Since current investment should be less than or equal to the net-present-value (NPV) of the future health gains achieved, the marginal benefit gained from a new drug can be estimated by calculating the difference between the incremental cost-effectiveness ratio (ICER) and the willingness-to-pay (WTP) for the increase in health by society.

We calculated the NPV of the future development for new drugs with similar characteristics to crizotinib, a prototypic personalized cancer therapy. Sensitivity analyses were performed to assess the influence of WTP thresholds, time horizon of return, and size of treatable population. Systematic reviews of PubMed and EMBASE were employed to determine the current range of ICERs for approved small-molecule inhibitors and monoclonal antibodies, and WTP thresholds. European cancer statistics were used to estimate the size of population who may benefit.

Results

Of 1576 titles, 104 abstracts and manuscripts were included in the final analysis.
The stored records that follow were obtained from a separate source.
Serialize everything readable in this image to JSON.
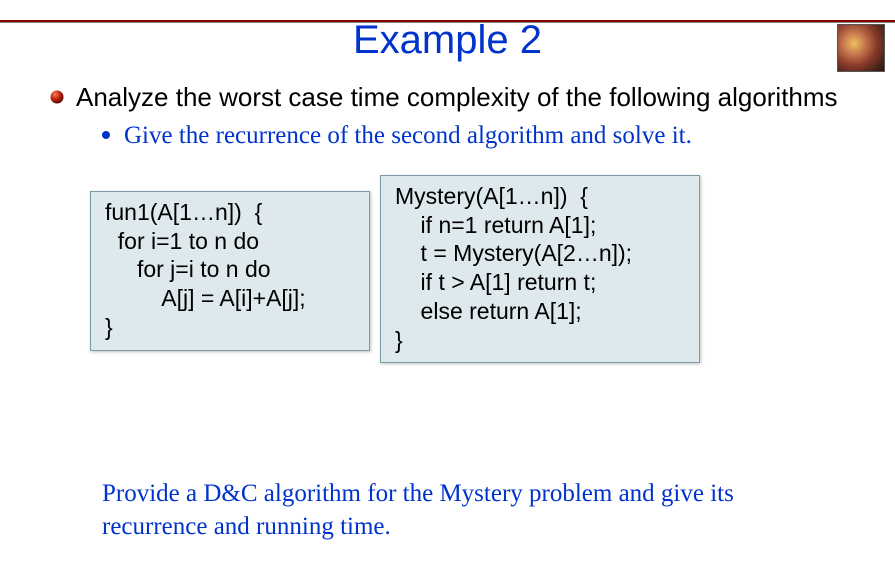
{
  "title": "Example 2",
  "bullet1": "Analyze the worst case time complexity of the following algorithms",
  "sub1": "Give the recurrence of the second algorithm and solve it.",
  "code_left": "fun1(A[1…n])  {\n  for i=1 to n do\n     for j=i to n do\n         A[j] = A[i]+A[j];\n}",
  "code_right": "Mystery(A[1…n])  {\n    if n=1 return A[1];\n    t = Mystery(A[2…n]);\n    if t > A[1] return t;\n    else return A[1];\n}",
  "footer": "Provide a D&C algorithm for the Mystery problem and give its recurrence and running time."
}
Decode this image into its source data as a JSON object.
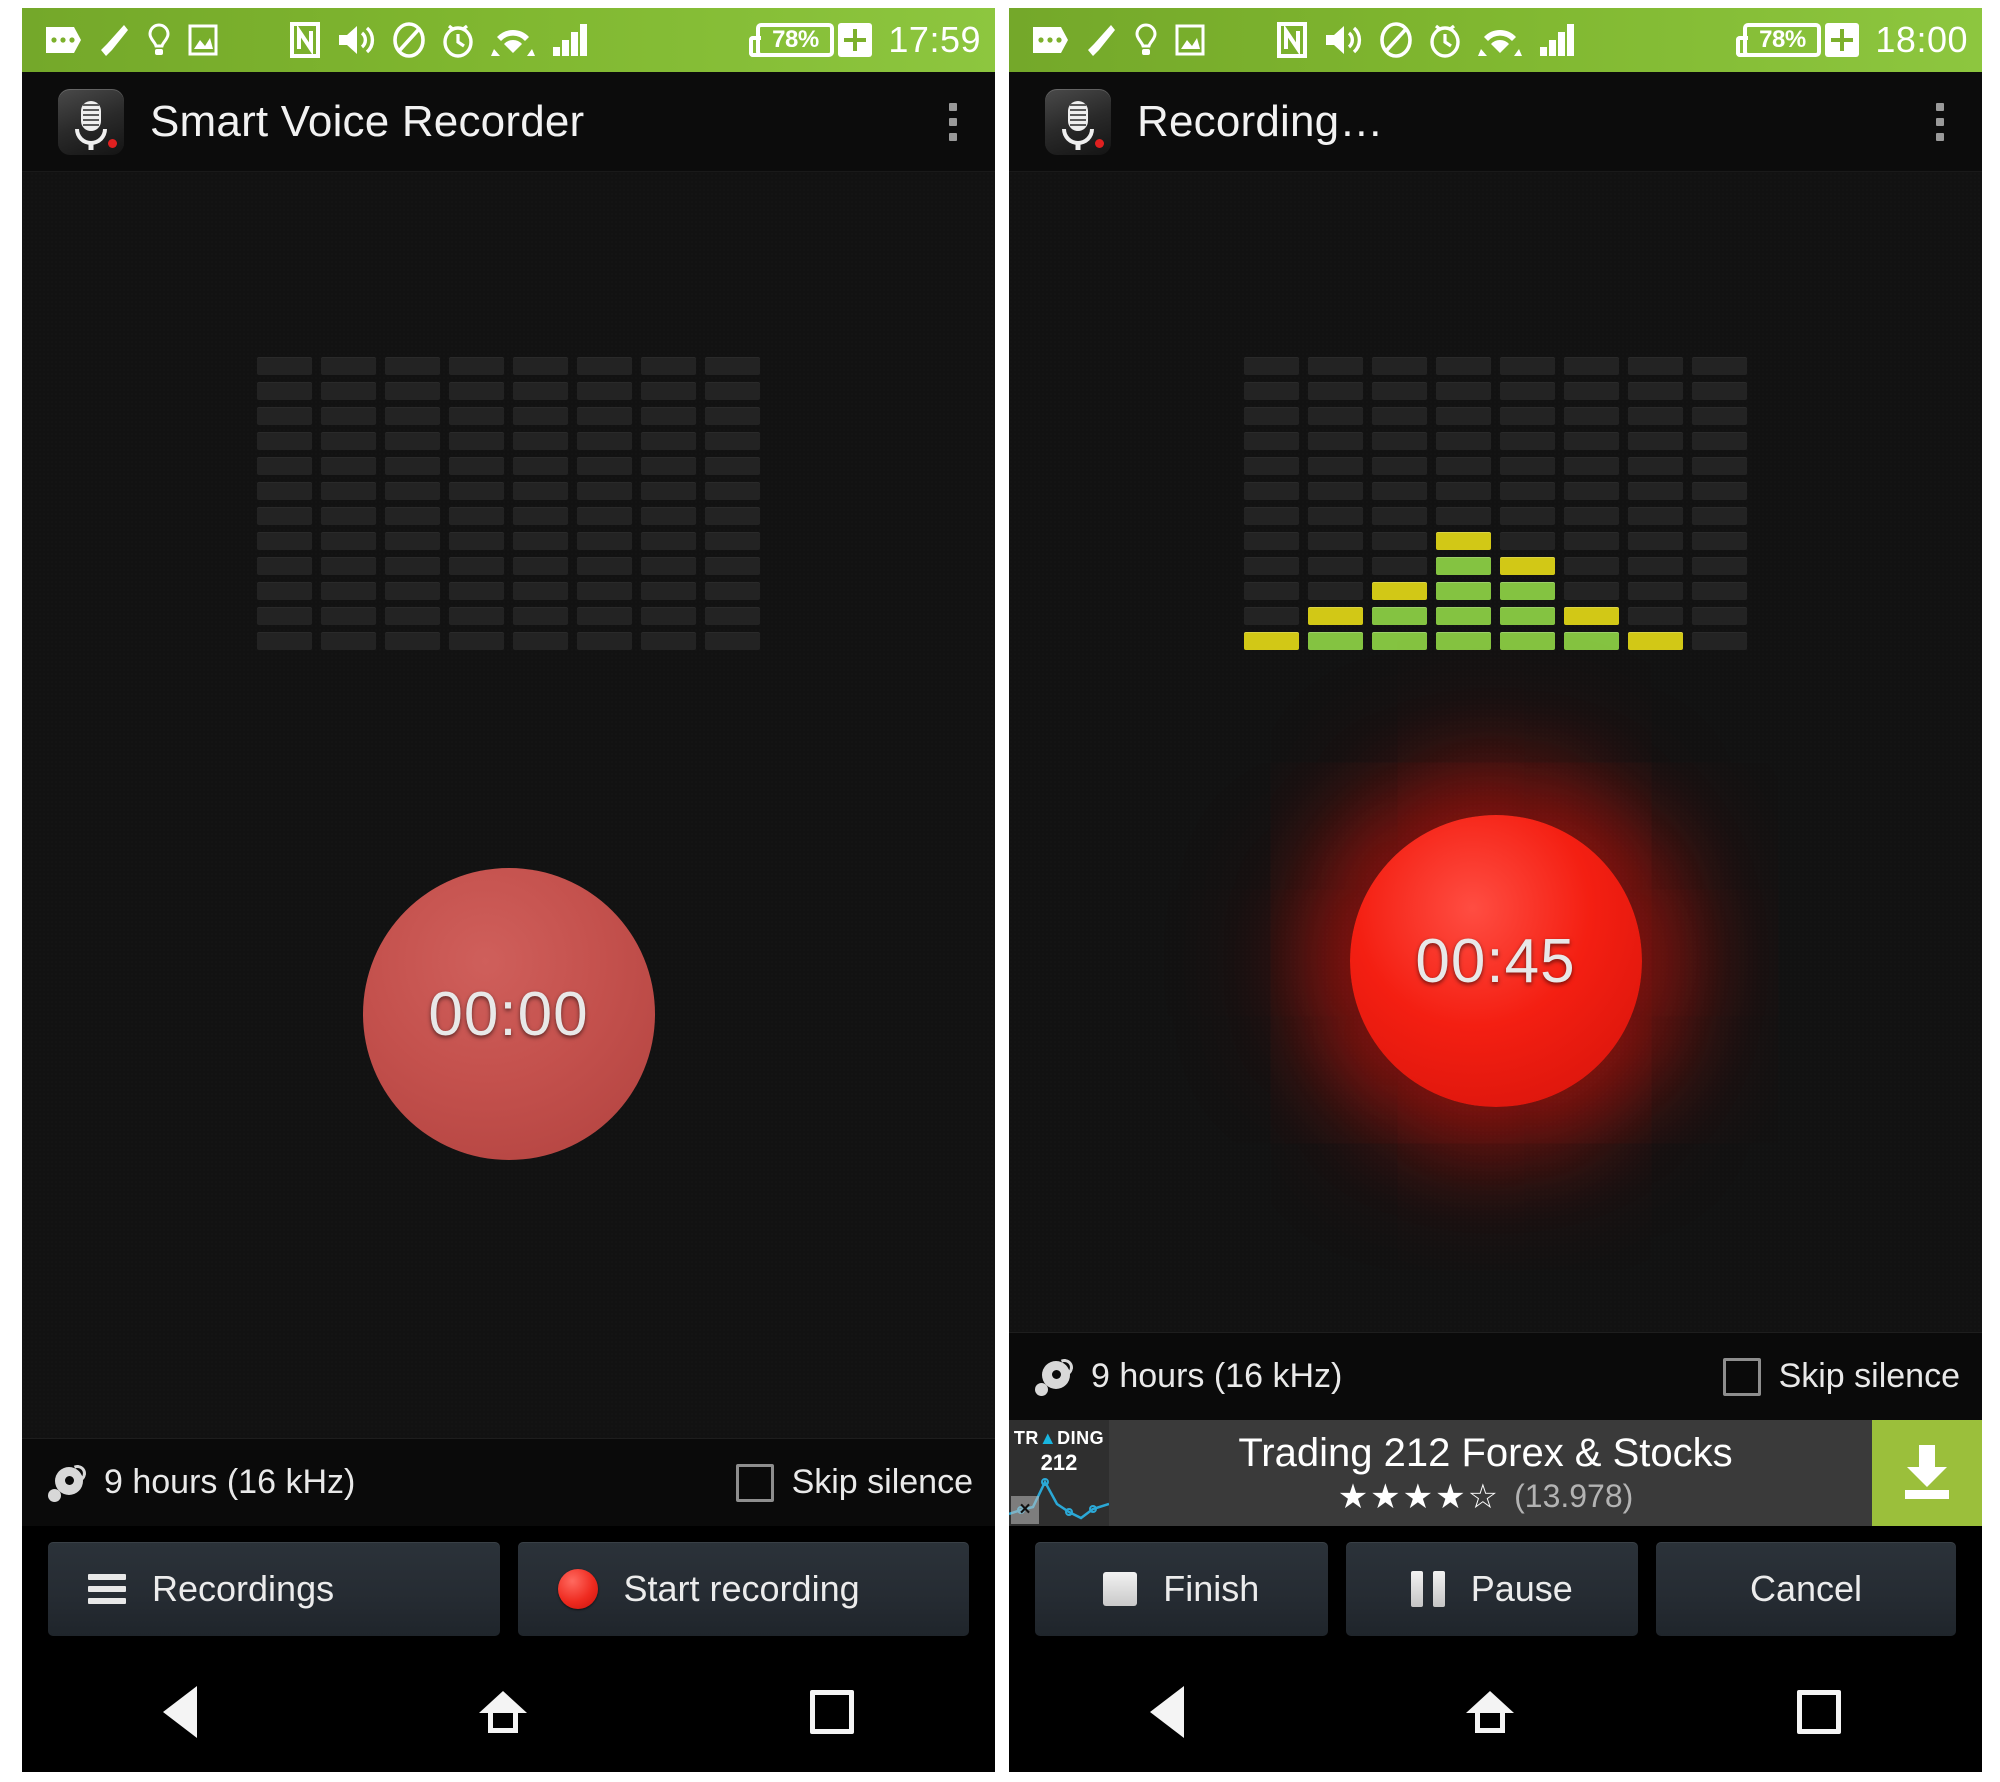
{
  "panels": [
    {
      "id": "idle",
      "statusbar": {
        "battery_pct": "78%",
        "time": "17:59",
        "icons": [
          "messages-icon",
          "phone-call-icon",
          "lightbulb-icon",
          "screenshot-icon",
          "nfc-icon",
          "volume-icon",
          "do-not-disturb-icon",
          "alarm-icon",
          "wifi-icon",
          "cellular-signal-icon"
        ],
        "charging_symbol": "+"
      },
      "titlebar": {
        "app_icon": "microphone-app-icon",
        "title": "Smart Voice Recorder",
        "overflow": "overflow-menu-icon"
      },
      "timer": "00:00",
      "info": {
        "icon": "disc-capacity-icon",
        "text": "9 hours (16 kHz)",
        "skip_silence_label": "Skip silence",
        "skip_silence_checked": false
      },
      "ad": null,
      "actions": [
        {
          "name": "recordings-button",
          "icon": "list-icon",
          "label": "Recordings"
        },
        {
          "name": "start-recording-button",
          "icon": "record-dot-icon",
          "label": "Start recording"
        }
      ],
      "nav": [
        "back-button",
        "home-button",
        "recents-button"
      ]
    },
    {
      "id": "recording",
      "statusbar": {
        "battery_pct": "78%",
        "time": "18:00",
        "icons": [
          "messages-icon",
          "phone-call-icon",
          "lightbulb-icon",
          "screenshot-icon",
          "nfc-icon",
          "volume-icon",
          "do-not-disturb-icon",
          "alarm-icon",
          "wifi-icon",
          "cellular-signal-icon"
        ],
        "charging_symbol": "+"
      },
      "titlebar": {
        "app_icon": "microphone-app-icon",
        "title": "Recording…",
        "overflow": "overflow-menu-icon"
      },
      "timer": "00:45",
      "info": {
        "icon": "disc-capacity-icon",
        "text": "9 hours (16 kHz)",
        "skip_silence_label": "Skip silence",
        "skip_silence_checked": false
      },
      "ad": {
        "logo_top": "TR",
        "logo_caret": "▲",
        "logo_top_end": "DING",
        "logo_number": "212",
        "title": "Trading 212 Forex & Stocks",
        "stars_filled": 4,
        "stars_total": 5,
        "rating_count": "(13.978)",
        "cta_icon": "download-icon",
        "close_label": "×"
      },
      "actions": [
        {
          "name": "finish-button",
          "icon": "stop-icon",
          "label": "Finish"
        },
        {
          "name": "pause-button",
          "icon": "pause-icon",
          "label": "Pause"
        },
        {
          "name": "cancel-button",
          "icon": null,
          "label": "Cancel"
        }
      ],
      "nav": [
        "back-button",
        "home-button",
        "recents-button"
      ]
    }
  ],
  "colors": {
    "statusbar_green": "#8dc63f",
    "eq_green": "#84c341",
    "eq_yellow": "#d2c816",
    "record_red_active": "#f41f12",
    "record_red_idle": "#c4514d",
    "ad_cta_green": "#9bbf3b",
    "body_bg": "#121212"
  },
  "chart_data": {
    "type": "bar",
    "title": "Audio level equalizer (8 bands, 12 segments)",
    "categories": [
      "1",
      "2",
      "3",
      "4",
      "5",
      "6",
      "7",
      "8"
    ],
    "segments_total": 12,
    "idle_values": [
      0,
      0,
      0,
      0,
      0,
      0,
      0,
      0
    ],
    "recording_values": [
      1,
      2,
      3,
      5,
      4,
      2,
      1,
      0
    ],
    "segment_colors": {
      "low": "#84c341",
      "peak": "#d2c816",
      "off": "#232323"
    },
    "xlabel": "",
    "ylabel": ""
  }
}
The median ICER for targeted therapies was €45,000 (range, €10,000-€163,000), and median WTP was €50,000 (range, €12,000-€152,000). With a development time horizon of 8 years, €840 million in research funding provides positive societal returns for new pharmaceuticals bought at a marginal value of greater than €5,000. Doubling the time horizon reduces the NPV of current research by €230 million. If current-generation personalized therapies are dominated by newer technologies earlier than predicted, halving their market-life as an example, only €500 million in public investment would be worthwhile. The NPV of research was highly sensitive to changes in the estimated size of the treatable population. Focusing on drug development for breast, lung, and colon cancer only, may yield a NPV for research of €1.34 billion.

Conclusion

Regional differences in cancer incidence and WTP for new therapeutics should be formally incorporated into research funding decisions to ensure optimal resource allocation.

Disclosure

All authors have declared no conflicts of interest.